NSM was never designed to do that, It’s a missile, hence the reason for other UK assets which specialise in the type of work you mention.

My post was in relation to defending UK shores at a relatively cheap price and at the same time beefing up our strike brigades using the same missile (mobile) which can be launched from land, sea or, Air.

It appears my theory at least is sound as the USMC appear to be looking at doing the very same thing.

I also mentioned in an above post about improving our radar installations at the same time.

https://www.popularmechanics.com/military/a30551461/nsm-missile/

Ron
Guest
Ron

A RFA tanker escorting a Russian Task Group? Diffrent. I do find it laughable that they need a sea going tug with all of their ship deployments.
As for Russian ships sailing through the English Channel, yes they are equipped for war, the Russians do not deploy unless they are loaded for bear. It would only take them a few minutes to go from peace time sailing routine to war, basically the time needed to power up their radars to max.

DaveyB
Guest
DaveyB

Perhaps it would be better if we shadowed their ships with our own tugs? So if they break down, we can claim salvage rights!

Crabfat
Guest
Crabfat

Why not treat them to a ‘swarm’ of Typhoons? Just like they did to HMS Duncan, in the Black Sea. Taste of their own medicine, I say!

I bet the Russians’ diplomatic reaction won’t be as muted as ours was, to the above.

Daniele Mandelli
Guest
Daniele Mandelli

Just being Devils Advocate. Where was HMS Duncan headed when loitering off the Crimea? Or was she spying?

I thought it was highly inflammatory myself.

Not defending Russia at all but just adding some perspective to the reaction here sometimes when a Russian vessel sails past headed home when we, and NATO, do exactly the same off Russia’s coast and airspace.

I think the RAF is too professional to send 17 Typhoons myself!

Steve
Guest
Steve

I question if we would be able to send 17 up at one time without significant pre warning.

Crabfat
Guest
Crabfat

Meant to be a bit tongue in cheek, Daniele, but you are correct, Duncan’s presence off Crimea was sure to bring a reaction. An exciting episode to watch, though!

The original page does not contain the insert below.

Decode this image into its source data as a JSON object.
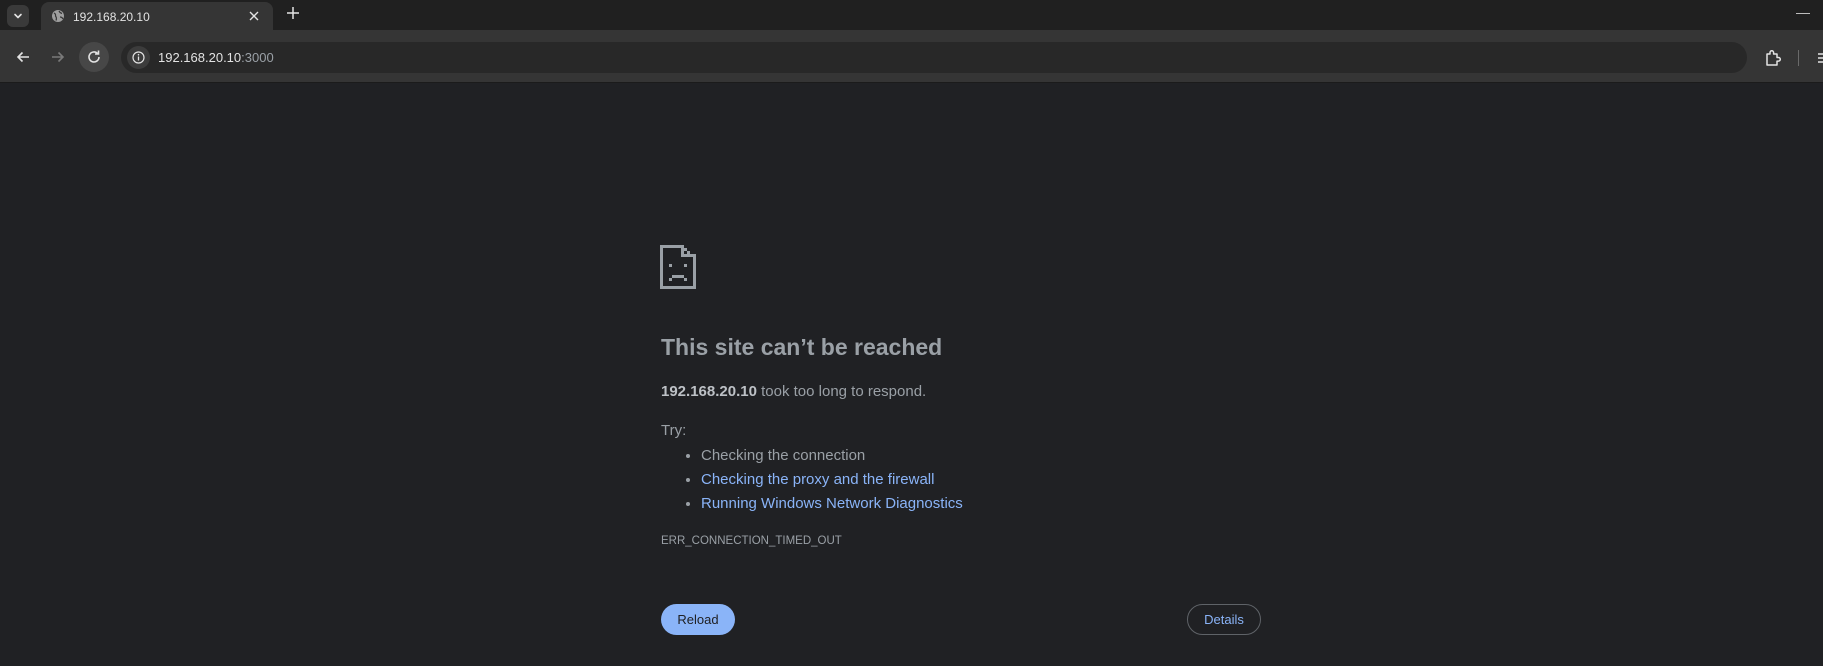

Daniele Mandelli
Guest
Daniele Mandelli

Morning.

Yes, after your comment I re watched the whole thing. Our boys and girls were so professional.

Crabfat
Guest
Crabfat

Thanks Daniele. Actually, when I think about it, the Russians were unprofessional. There was absolutely no need for 17 aircraft, all buzzing around Duncan, really just to make a point. No Western nation would have done that. Yes, Duncan may (and probably was) gathering intelligence. It’s done all the time by both sides. The Russians, on the other hand needed only to send a Coot, if they wanted to do the same. Recently, two Typhoons overflew the Admiral Kuznetsov as it transitted UK waters – but not in the agressive way the Russians did. But that’s the Russian mentality, I… Read more »

Daniele Mandelli
Guest
Daniele Mandelli

17 of varied types too I believe, one looked like an SU24 Fencer to my eye, might be wrong on that.

The Russians can be somewhat “agricultural” in their methods…!

Gunbuster
Guest
Gunbuster

We do.
Dit on again. Again back in the day a certain kirov was buzzed by 2 Bucs off Northern Scotland whilst we where no more than a mile away. They flew below the height of the bow trying to get the then Soviet navy to turn on their radars. Not a peep. They stayed quiet.

I was impressive though. A pile of black smoke pouring out of the Bucs as they tanked in at max chat at literally sea level.

Crabfat
Guest
Crabfat

Gib, in the early ‘70s. During the exercise season there were two RAF Hunters stationed there for several months, working with RN ships in the Med. They would fly at low level abeam the ships, who would use them for targeting practice (not real!). As they flew past, in line astern, the first Hunter had ‘HELLO’ in large dayglo letters, stuck on its side. The second said ‘SAILOR’…